When completed in July 1964, there was a branch library and two meeting rooms on the first floor, and a café and space for a children’s welfare clinic on the ground floor.  There were also two flatlets for the use of staff.  The house was painted inside in pastel shades with pale lemon walls in the hall, and pink in the café and children’s clinic.  All the main rooms had Wedgwood blue ceilings with the plaster work picked out in white. 

The café opened onto the arcaded porch and south terrace where there were small tables with sun umbrellas. 

Enjoying refreshments on the south terrace in the sunshine. (The Box accession reference 3488/6561)

This popular time in the house’s history ended abruptly on 7th March 1991 when [part of the house] caught fire.  The house was restored and it re-opened in September 1992.  However, the library had been moved into Hope Baptist Church Hall by then and although Pounds House remained a popular place for functions including wedding receptions, its other uses gradually changed to include offices and a hearing and sight centre. 

The catering business ended in 2008 and the ground floor was taken over by the Life Centre project team for design work, meetings and presentations.  The house’s last occupants were the Plymouth Excellence Cluster, a service which supports children’s social, emotional and mental health needs.  They left in December 2018 and the house has been kept in care and maintenance to the present time. 

The stable block 

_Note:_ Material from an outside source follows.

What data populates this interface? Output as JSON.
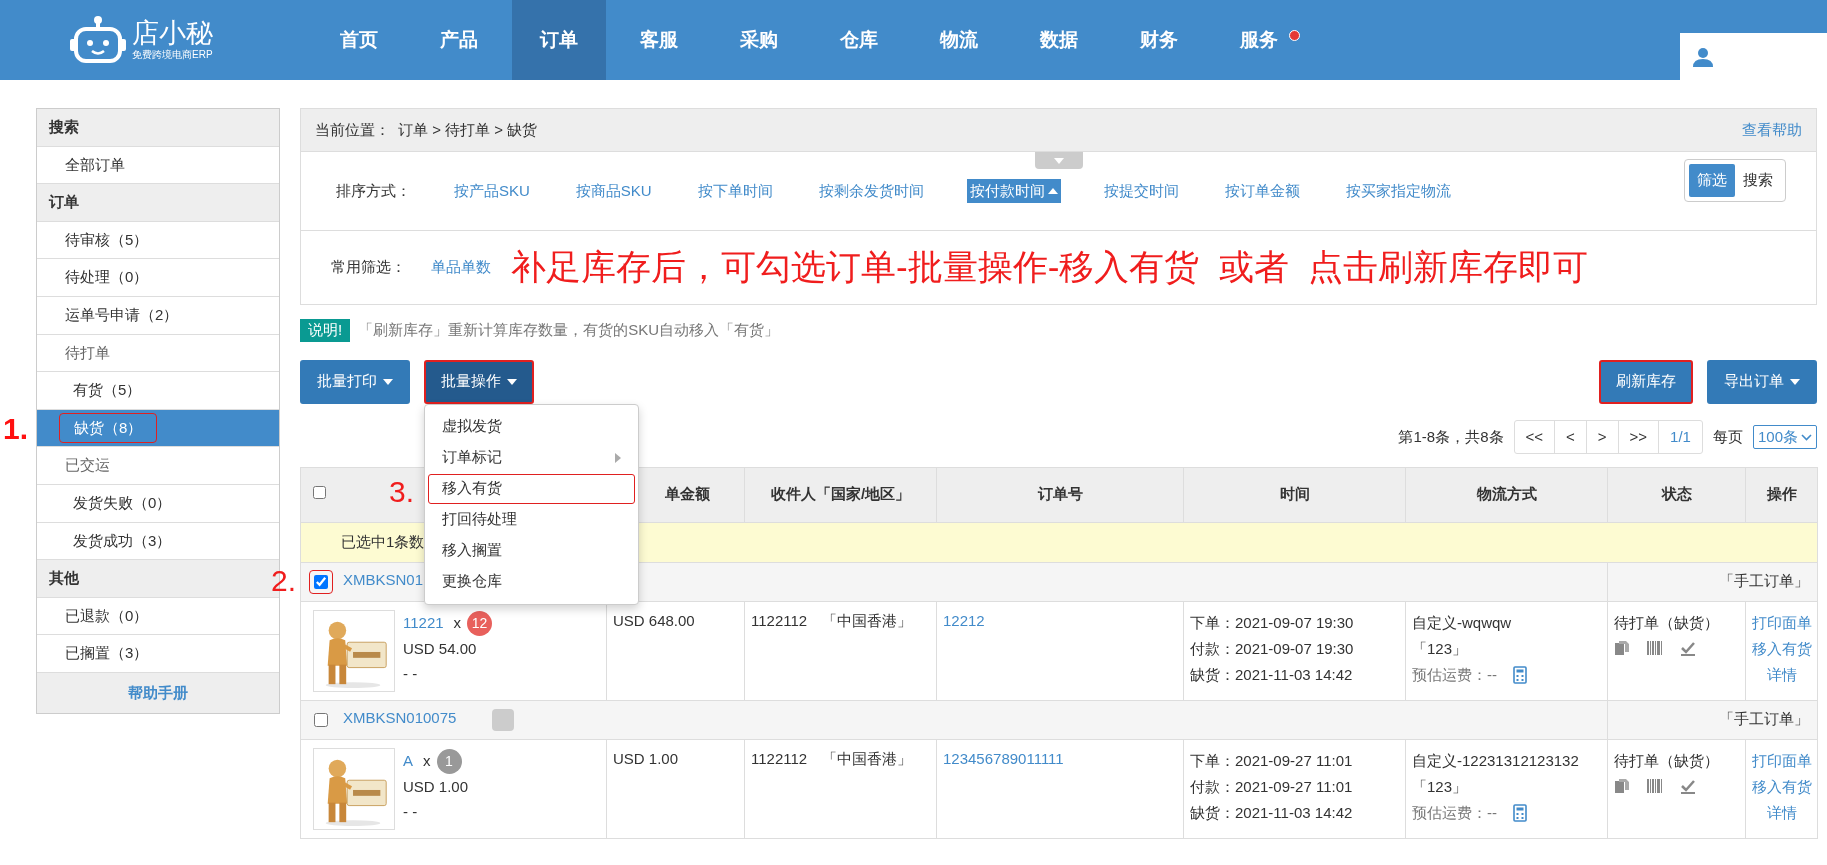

After the war, groundsmen working in the park used parts of the stable block to store their tools and no doubt have an occasional cup of tea.  In 1991, Peverell Park Surgery applied to move their practice into the middle and south wings of the stables, the north wing having already been taken as an electricity sub-station.   In recommending approval, the Devon County Engineer and Planning Officer expressed his concern at the lack of adequate car parking spaces, a problem which has only grown worse.